Aim of the exercise:
Find every line of the listing below where "accounts" appears, and copy it.

-----

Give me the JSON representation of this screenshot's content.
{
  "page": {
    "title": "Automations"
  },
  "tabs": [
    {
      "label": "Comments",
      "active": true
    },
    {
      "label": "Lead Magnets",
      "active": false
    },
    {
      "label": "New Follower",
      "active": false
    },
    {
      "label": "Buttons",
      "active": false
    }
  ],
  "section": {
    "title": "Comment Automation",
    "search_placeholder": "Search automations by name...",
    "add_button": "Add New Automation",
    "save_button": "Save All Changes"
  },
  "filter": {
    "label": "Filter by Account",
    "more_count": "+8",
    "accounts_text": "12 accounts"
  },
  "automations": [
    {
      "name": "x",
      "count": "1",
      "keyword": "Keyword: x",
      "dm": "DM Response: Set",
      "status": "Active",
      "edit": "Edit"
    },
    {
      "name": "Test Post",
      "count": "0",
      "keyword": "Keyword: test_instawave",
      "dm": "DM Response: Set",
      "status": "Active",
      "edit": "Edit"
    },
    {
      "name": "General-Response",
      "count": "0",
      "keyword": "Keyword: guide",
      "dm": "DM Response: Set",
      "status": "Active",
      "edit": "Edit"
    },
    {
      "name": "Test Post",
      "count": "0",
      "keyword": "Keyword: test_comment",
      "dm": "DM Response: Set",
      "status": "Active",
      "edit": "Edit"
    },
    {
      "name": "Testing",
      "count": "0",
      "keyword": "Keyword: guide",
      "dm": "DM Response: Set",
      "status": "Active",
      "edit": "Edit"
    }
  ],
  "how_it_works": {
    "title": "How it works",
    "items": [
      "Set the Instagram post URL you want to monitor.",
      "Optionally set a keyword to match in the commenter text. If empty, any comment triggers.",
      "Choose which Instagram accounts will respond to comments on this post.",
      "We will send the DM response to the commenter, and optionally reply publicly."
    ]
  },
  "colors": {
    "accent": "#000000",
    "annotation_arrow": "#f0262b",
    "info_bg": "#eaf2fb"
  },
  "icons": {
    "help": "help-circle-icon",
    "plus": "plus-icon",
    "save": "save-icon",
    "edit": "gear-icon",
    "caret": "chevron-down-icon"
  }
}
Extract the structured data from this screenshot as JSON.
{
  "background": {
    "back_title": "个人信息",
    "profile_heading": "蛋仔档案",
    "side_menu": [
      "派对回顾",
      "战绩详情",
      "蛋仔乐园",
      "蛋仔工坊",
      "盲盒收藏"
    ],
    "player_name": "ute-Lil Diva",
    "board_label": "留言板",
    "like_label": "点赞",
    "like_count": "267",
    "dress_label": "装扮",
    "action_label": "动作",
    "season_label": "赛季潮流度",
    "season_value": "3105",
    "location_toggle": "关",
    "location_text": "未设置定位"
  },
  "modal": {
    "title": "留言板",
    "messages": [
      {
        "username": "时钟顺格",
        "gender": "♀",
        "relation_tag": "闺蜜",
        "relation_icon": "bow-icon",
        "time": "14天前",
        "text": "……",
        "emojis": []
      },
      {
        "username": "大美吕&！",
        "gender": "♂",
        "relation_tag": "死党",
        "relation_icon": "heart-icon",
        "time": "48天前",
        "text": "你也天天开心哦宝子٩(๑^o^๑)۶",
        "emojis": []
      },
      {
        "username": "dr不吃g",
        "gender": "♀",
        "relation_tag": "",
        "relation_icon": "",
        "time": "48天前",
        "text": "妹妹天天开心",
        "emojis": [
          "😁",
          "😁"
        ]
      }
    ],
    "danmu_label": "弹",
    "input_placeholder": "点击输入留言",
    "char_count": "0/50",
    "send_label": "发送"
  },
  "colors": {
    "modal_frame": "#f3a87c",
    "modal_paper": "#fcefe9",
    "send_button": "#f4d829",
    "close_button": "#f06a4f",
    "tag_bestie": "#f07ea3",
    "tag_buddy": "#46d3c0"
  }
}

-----

Exercise response:
    "accounts_text": "12 accounts"
      "Choose which Instagram accounts will respond to comments on this post.",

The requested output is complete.